*** Data listing ***

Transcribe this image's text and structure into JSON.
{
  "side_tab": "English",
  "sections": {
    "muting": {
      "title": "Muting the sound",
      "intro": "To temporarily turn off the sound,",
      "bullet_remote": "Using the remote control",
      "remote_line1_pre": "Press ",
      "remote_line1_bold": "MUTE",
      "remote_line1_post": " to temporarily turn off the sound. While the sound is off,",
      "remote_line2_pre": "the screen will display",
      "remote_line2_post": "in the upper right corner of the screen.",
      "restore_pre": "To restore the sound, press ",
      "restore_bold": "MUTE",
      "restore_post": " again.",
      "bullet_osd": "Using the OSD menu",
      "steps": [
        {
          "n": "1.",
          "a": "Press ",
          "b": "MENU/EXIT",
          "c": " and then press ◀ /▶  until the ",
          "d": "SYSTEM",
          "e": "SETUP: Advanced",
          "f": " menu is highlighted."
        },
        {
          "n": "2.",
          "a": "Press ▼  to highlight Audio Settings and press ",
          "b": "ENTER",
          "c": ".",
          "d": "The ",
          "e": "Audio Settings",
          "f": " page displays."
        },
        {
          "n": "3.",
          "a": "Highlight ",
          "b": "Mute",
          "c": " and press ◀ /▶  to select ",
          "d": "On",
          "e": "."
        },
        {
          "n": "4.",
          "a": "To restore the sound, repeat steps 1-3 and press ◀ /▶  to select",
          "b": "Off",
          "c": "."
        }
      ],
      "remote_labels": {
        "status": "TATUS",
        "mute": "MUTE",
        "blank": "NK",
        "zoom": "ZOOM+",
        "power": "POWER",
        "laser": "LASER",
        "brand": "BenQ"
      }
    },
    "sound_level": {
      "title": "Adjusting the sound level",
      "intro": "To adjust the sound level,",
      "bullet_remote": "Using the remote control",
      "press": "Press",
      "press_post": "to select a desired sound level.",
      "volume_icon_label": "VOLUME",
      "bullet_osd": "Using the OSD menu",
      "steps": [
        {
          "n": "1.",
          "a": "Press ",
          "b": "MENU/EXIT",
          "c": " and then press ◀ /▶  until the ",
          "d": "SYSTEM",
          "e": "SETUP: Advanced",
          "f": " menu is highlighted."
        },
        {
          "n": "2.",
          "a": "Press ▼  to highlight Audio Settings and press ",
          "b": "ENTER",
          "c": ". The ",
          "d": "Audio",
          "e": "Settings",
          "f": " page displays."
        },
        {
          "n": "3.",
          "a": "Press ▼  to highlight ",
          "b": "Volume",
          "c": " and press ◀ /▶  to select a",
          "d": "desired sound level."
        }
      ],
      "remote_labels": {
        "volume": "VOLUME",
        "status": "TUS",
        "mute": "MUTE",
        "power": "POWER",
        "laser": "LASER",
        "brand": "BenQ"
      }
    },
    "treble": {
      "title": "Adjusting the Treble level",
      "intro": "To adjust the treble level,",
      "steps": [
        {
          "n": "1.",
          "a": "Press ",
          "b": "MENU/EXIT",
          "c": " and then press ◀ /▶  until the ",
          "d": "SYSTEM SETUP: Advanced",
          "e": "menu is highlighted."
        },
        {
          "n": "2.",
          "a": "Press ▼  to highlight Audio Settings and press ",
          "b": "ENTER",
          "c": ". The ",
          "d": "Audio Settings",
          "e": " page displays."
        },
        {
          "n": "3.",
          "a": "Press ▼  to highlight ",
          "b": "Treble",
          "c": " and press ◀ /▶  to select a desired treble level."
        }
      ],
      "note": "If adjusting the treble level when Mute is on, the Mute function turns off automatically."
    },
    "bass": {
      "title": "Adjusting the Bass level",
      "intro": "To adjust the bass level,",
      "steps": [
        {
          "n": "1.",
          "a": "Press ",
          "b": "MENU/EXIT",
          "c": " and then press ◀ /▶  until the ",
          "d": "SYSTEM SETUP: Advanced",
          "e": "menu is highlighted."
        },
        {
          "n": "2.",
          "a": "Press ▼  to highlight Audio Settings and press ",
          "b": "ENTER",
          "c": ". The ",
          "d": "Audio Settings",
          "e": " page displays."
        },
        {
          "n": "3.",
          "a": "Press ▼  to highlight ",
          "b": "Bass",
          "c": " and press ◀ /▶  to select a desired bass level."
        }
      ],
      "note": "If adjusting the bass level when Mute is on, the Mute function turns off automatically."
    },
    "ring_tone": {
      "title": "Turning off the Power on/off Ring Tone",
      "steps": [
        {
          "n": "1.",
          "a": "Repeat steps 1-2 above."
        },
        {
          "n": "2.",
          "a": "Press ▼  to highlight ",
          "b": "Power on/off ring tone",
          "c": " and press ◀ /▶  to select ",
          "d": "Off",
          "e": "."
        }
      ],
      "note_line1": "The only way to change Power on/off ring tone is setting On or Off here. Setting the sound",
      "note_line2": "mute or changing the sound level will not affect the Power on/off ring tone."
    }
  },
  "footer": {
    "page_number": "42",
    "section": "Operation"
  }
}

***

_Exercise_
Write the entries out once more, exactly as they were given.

_Answer to this exercise_
Transcribe this image's text and structure into JSON.
{
  "side_tab": "English",
  "sections": {
    "muting": {
      "title": "Muting the sound",
      "intro": "To temporarily turn off the sound,",
      "bullet_remote": "Using the remote control",
      "remote_line1_pre": "Press ",
      "remote_line1_bold": "MUTE",
      "remote_line1_post": " to temporarily turn off the sound. While the sound is off,",
      "remote_line2_pre": "the screen will display",
      "remote_line2_post": "in the upper right corner of the screen.",
      "restore_pre": "To restore the sound, press ",
      "restore_bold": "MUTE",
      "restore_post": " again.",
      "bullet_osd": "Using the OSD menu",
      "steps": [
        {
          "n": "1.",
          "a": "Press ",
          "b": "MENU/EXIT",
          "c": " and then press ◀ /▶  until the ",
          "d": "SYSTEM",
          "e": "SETUP: Advanced",
          "f": " menu is highlighted."
        },
        {
          "n": "2.",
          "a": "Press ▼  to highlight Audio Settings and press ",
          "b": "ENTER",
          "c": ".",
          "d": "The ",
          "e": "Audio Settings",
          "f": " page displays."
        },
        {
          "n": "3.",
          "a": "Highlight ",
          "b": "Mute",
          "c": " and press ◀ /▶  to select ",
          "d": "On",
          "e": "."
        },
        {
          "n": "4.",
          "a": "To restore the sound, repeat steps 1-3 and press ◀ /▶  to select",
          "b": "Off",
          "c": "."
        }
      ],
      "remote_labels": {
        "status": "TATUS",
        "mute": "MUTE",
        "blank": "NK",
        "zoom": "ZOOM+",
        "power": "POWER",
        "laser": "LASER",
        "brand": "BenQ"
      }
    },
    "sound_level": {
      "title": "Adjusting the sound level",
      "intro": "To adjust the sound level,",
      "bullet_remote": "Using the remote control",
      "press": "Press",
      "press_post": "to select a desired sound level.",
      "volume_icon_label": "VOLUME",
      "bullet_osd": "Using the OSD menu",
      "steps": [
        {
          "n": "1.",
          "a": "Press ",
          "b": "MENU/EXIT",
          "c": " and then press ◀ /▶  until the ",
          "d": "SYSTEM",
          "e": "SETUP: Advanced",
          "f": " menu is highlighted."
        },
        {
          "n": "2.",
          "a": "Press ▼  to highlight Audio Settings and press ",
          "b": "ENTER",
          "c": ". The ",
          "d": "Audio",
          "e": "Settings",
          "f": " page displays."
        },
        {
          "n": "3.",
          "a": "Press ▼  to highlight ",
          "b": "Volume",
          "c": " and press ◀ /▶  to select a",
          "d": "desired sound level."
        }
      ],
      "remote_labels": {
        "volume": "VOLUME",
        "status": "TUS",
        "mute": "MUTE",
        "power": "POWER",
        "laser": "LASER",
        "brand": "BenQ"
      }
    },
    "treble": {
      "title": "Adjusting the Treble level",
      "intro": "To adjust the treble level,",
      "steps": [
        {
          "n": "1.",
          "a": "Press ",
          "b": "MENU/EXIT",
          "c": " and then press ◀ /▶  until the ",
          "d": "SYSTEM SETUP: Advanced",
          "e": "menu is highlighted."
        },
        {
          "n": "2.",
          "a": "Press ▼  to highlight Audio Settings and press ",
          "b": "ENTER",
          "c": ". The ",
          "d": "Audio Settings",
          "e": " page displays."
        },
        {
          "n": "3.",
          "a": "Press ▼  to highlight ",
          "b": "Treble",
          "c": " and press ◀ /▶  to select a desired treble level."
        }
      ],
      "note": "If adjusting the treble level when Mute is on, the Mute function turns off automatically."
    },
    "bass": {
      "title": "Adjusting the Bass level",
      "intro": "To adjust the bass level,",
      "steps": [
        {
          "n": "1.",
          "a": "Press ",
          "b": "MENU/EXIT",
          "c": " and then press ◀ /▶  until the ",
          "d": "SYSTEM SETUP: Advanced",
          "e": "menu is highlighted."
        },
        {
          "n": "2.",
          "a": "Press ▼  to highlight Audio Settings and press ",
          "b": "ENTER",
          "c": ". The ",
          "d": "Audio Settings",
          "e": " page displays."
        },
        {
          "n": "3.",
          "a": "Press ▼  to highlight ",
          "b": "Bass",
          "c": " and press ◀ /▶  to select a desired bass level."
        }
      ],
      "note": "If adjusting the bass level when Mute is on, the Mute function turns off automatically."
    },
    "ring_tone": {
      "title": "Turning off the Power on/off Ring Tone",
      "steps": [
        {
          "n": "1.",
          "a": "Repeat steps 1-2 above."
        },
        {
          "n": "2.",
          "a": "Press ▼  to highlight ",
          "b": "Power on/off ring tone",
          "c": " and press ◀ /▶  to select ",
          "d": "Off",
          "e": "."
        }
      ],
      "note_line1": "The only way to change Power on/off ring tone is setting On or Off here. Setting the sound",
      "note_line2": "mute or changing the sound level will not affect the Power on/off ring tone."
    }
  },
  "footer": {
    "page_number": "42",
    "section": "Operation"
  }
}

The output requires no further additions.